Tuesday, October 11, 2016

Digital Decorating: A Primer

I started digital decorating a couple years ago and after some trial and error, I've figured out a pretty easy way to take Halloween decor to a new level. Be forewarned that the following is expensive, but it as an investment. Once you use it a few years, the price is amortized and you don't feel like you've spend hundreds of dollars on something used once a year.

There's three basic factors to consider: the projector, the video, and the screen:

The Projector
You'll need to invest in a quality projector that will run anywhere from $300-$1000 dollars. Epson makes some of the best reviewed projectors that are bright, colorful and long-lasting. The gamut runs wide so be prepared to get what you pay for since many cheap projectors give cheap results. Throw refers to the distance the projector needs to be from the screen. The closer to the screen, the smaller the image. The further from the screen, the larger but often dimmer and less detailed image. Most projectors need to be at least 10-15 feet from the screen, unless you get a more expensive "short throw" projector which can be placed much close. No projectors are weather proof so if you're planning to project outside, consider some sort of enclosure. But projectors get super hot so you need to have plenty of ventilation and airflow.

The Video
Once you have a projector you need a scene to project. If you're good with video editing you film your own. If you're not, then you need to buy a ready-made video. AtmosFearFX is the current leader in digital decoration, and they sell DVDs (at Amazon & Spirit Halloween) as well as HD downloads directly from their website. I prefer the $10 individual downloads since I typically only display one scene per year. You can also find videos for sale from Eerie Elegance, Fright Props, and even stock video places like iStockPhoto. To play the video you'll need to connect a DVD player or a digital media player to the projector (a few rare projectors have onboard playing capabilities). The digital media player is usually the easiest way to go. You simply copy your video onto any standard SD card or flash drive, insert into the player, and hit play. These players have automatic looping options so a 2-minute clip will repeat over and over.

The Screen
When considering where to place your projection, think of clear spaces with at least 10-15 feet of space behind or in-front, with access to an electrical outlet. Initially I wanted to project onto my garage door, but this required a powerful (read: expensive) short-throw projector and having my car parked far back in my drive way. I thought about projecting onto the front of my house, but that required setting up the projector in the middle of my lawn in some sort of secured enclosure set out nightly.
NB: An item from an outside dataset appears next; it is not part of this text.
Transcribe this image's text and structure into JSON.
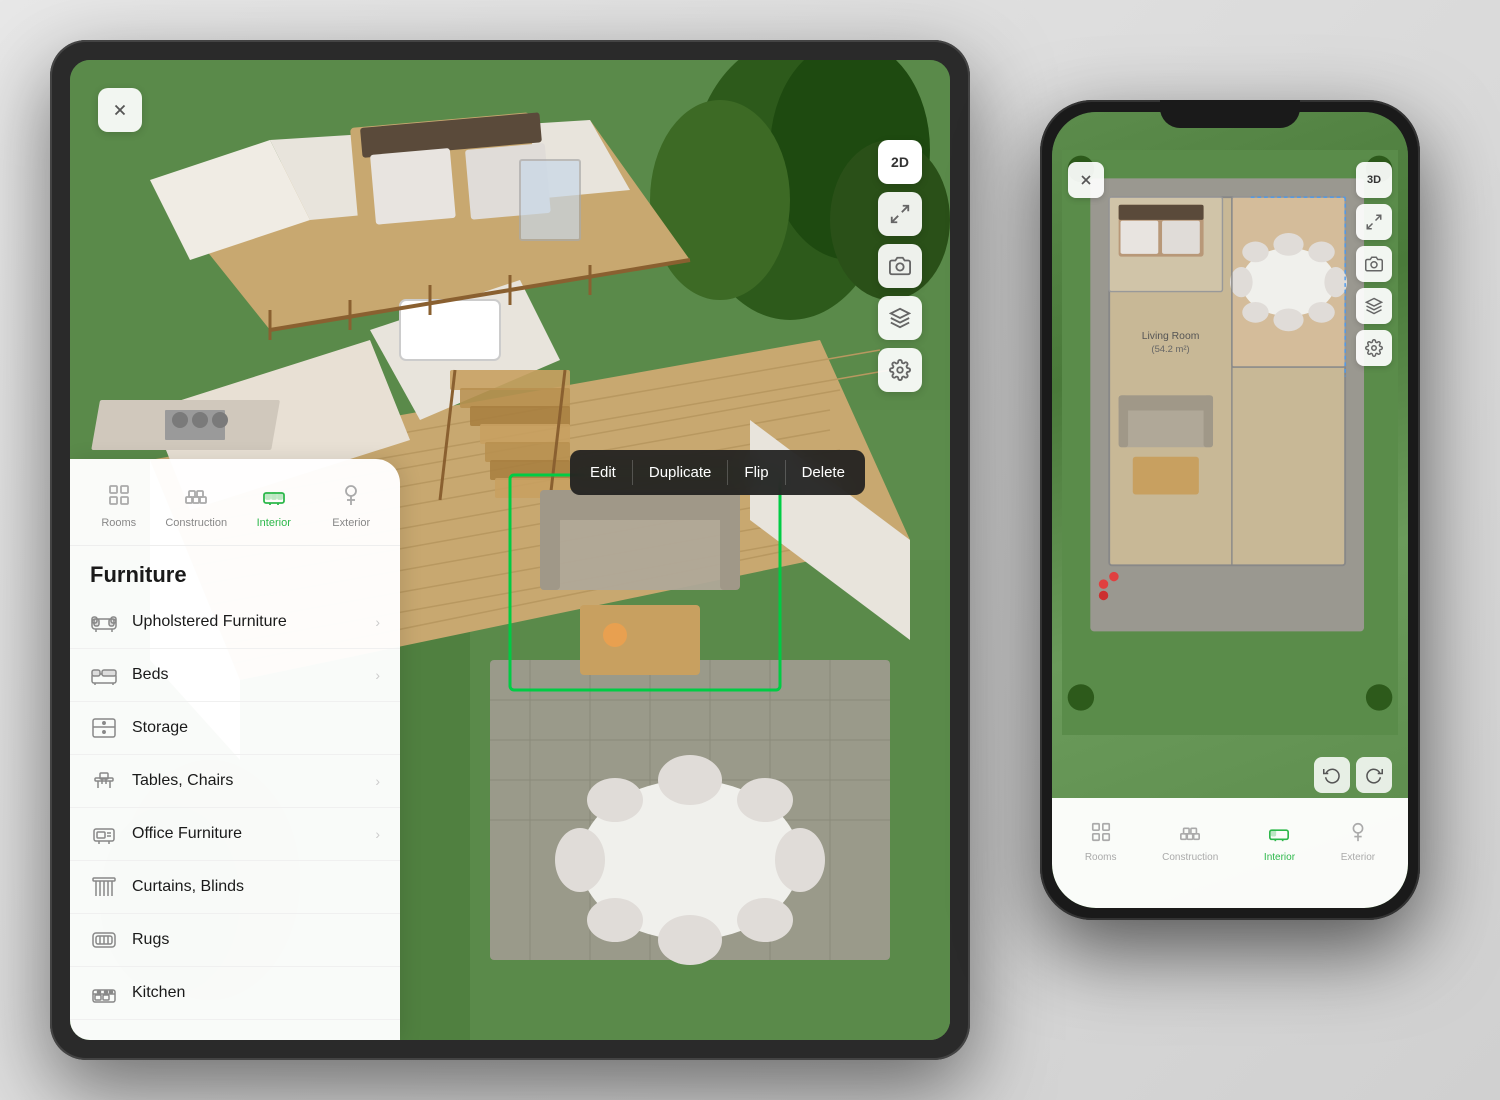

I ended up projecting onto my front window which is not as large but just as effective, and mounted the projector onto my ceiling out of the way with an inexpensive rig. You'll also need some sort of material to project onto. You can choose an opaque material to hide everything behind it, or an semi-translucent material for a ghostly effect. Either way, make sure it's one large piece of fabric with no seams, wrinkles, or patterns. I used a $30 silvery gray bed sheet (Twin XL size was perfect for my window). Since I'm projecting from behind I didn't want people looking straight at the projection to see the hotspot from the suspended projector behind the screen. It kind of ruins the illusion. Depending on your placement you can avoid the hot spot by simply placing the projector at the perfect angle.

There's so much more to learn about digital projection and this is meant to a brief introduction to the process. I've been learning from my Halloween friends, online tutorials, and simple trial and error. Once you figure out your perfect location, you'll be obsessed with what to project next. And believe me the neighborhood traffic (walking or in cars) comes to standstill in-front of that window. It's a lot of fun.



  1. I'm struggling with trying to get my sound to come from the projection, and not the projector. Any luck with this?

    1. Many projectors or players have an audio out port (a standard headphone jack) where you can connect speakers although you'll probably need an extension wire. Some speakers can connect with Bluetooth transmitter plugs that you plug into that headphone jack and use wirelessly. If using an hdmi connected DVD player as your source you can also connect speakers to that. What's your specific set up?